(What the exercise asks): All lines from the entries below that contain the string "icon" should be copied out.

########################################

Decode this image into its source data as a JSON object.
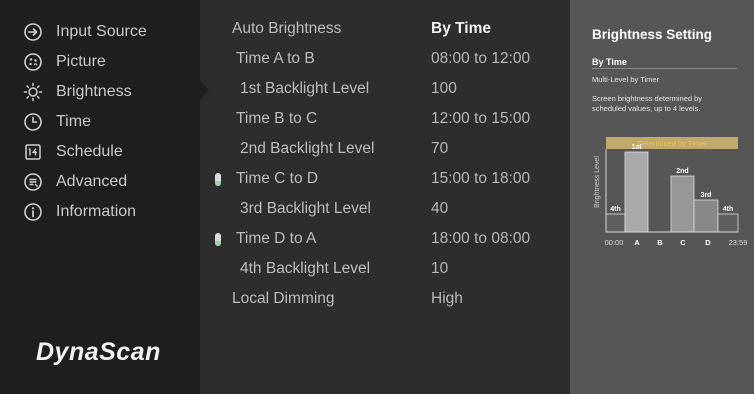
{
  "sidebar": {
    "items": [
      {
        "label": "Input Source",
        "icon": "input-source-icon"
      },
      {
        "label": "Picture",
        "icon": "picture-icon"
      },
      {
        "label": "Brightness",
        "icon": "brightness-icon"
      },
      {
        "label": "Time",
        "icon": "clock-icon"
      },
      {
        "label": "Schedule",
        "icon": "schedule-icon"
      },
      {
        "label": "Advanced",
        "icon": "advanced-icon"
      },
      {
        "label": "Information",
        "icon": "information-icon"
      }
    ],
    "selected": "Brightness",
    "brand": "DynaScan"
  },
  "settings": {
    "rows": [
      {
        "label": "Auto Brightness",
        "value": "By Time"
      },
      {
        "label": "Time A to B",
        "value": "08:00 to 12:00"
      },
      {
        "label": "1st Backlight Level",
        "value": "100"
      },
      {
        "label": "Time B to C",
        "value": "12:00 to 15:00"
      },
      {
        "label": "2nd Backlight Level",
        "value": "70"
      },
      {
        "label": "Time C to D",
        "value": "15:00 to 18:00"
      },
      {
        "label": "3rd Backlight Level",
        "value": "40"
      },
      {
        "label": "Time D to A",
        "value": "18:00 to 08:00"
      },
      {
        "label": "4th Backlight Level",
        "value": "10"
      },
      {
        "label": "Local Dimming",
        "value": "High"
      }
    ]
  },
  "info_panel": {
    "title": "Brightness Setting",
    "subtitle": "By Time",
    "desc_1": "Multi-Level by Timer",
    "desc_2": "Screen brightness determined by",
    "desc_3": "scheduled values, up to 4 levels.",
    "diagram": {
      "header": "Determined by Timer",
      "y_label": "Brightness Level",
      "level_labels": [
        "4th",
        "1st",
        "2nd",
        "3rd",
        "4th"
      ],
      "levels": [
        10,
        100,
        70,
        40,
        10
      ],
      "axis_labels": [
        "00:00",
        "A",
        "B",
        "C",
        "D",
        "23:59"
      ]
    }
  },
  "colors": {
    "sidebar_bg": "#1e1e1e",
    "main_bg": "#2d2d2d",
    "panel_bg": "#565656",
    "accent_gold": "#e8c35a",
    "indicator_green": "#9ad4b0"
  }
}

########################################

(Problem solution):
        "icon": "input-source-icon"
        "icon": "picture-icon"
        "icon": "brightness-icon"
        "icon": "clock-icon"
        "icon": "schedule-icon"
        "icon": "advanced-icon"
        "icon": "information-icon"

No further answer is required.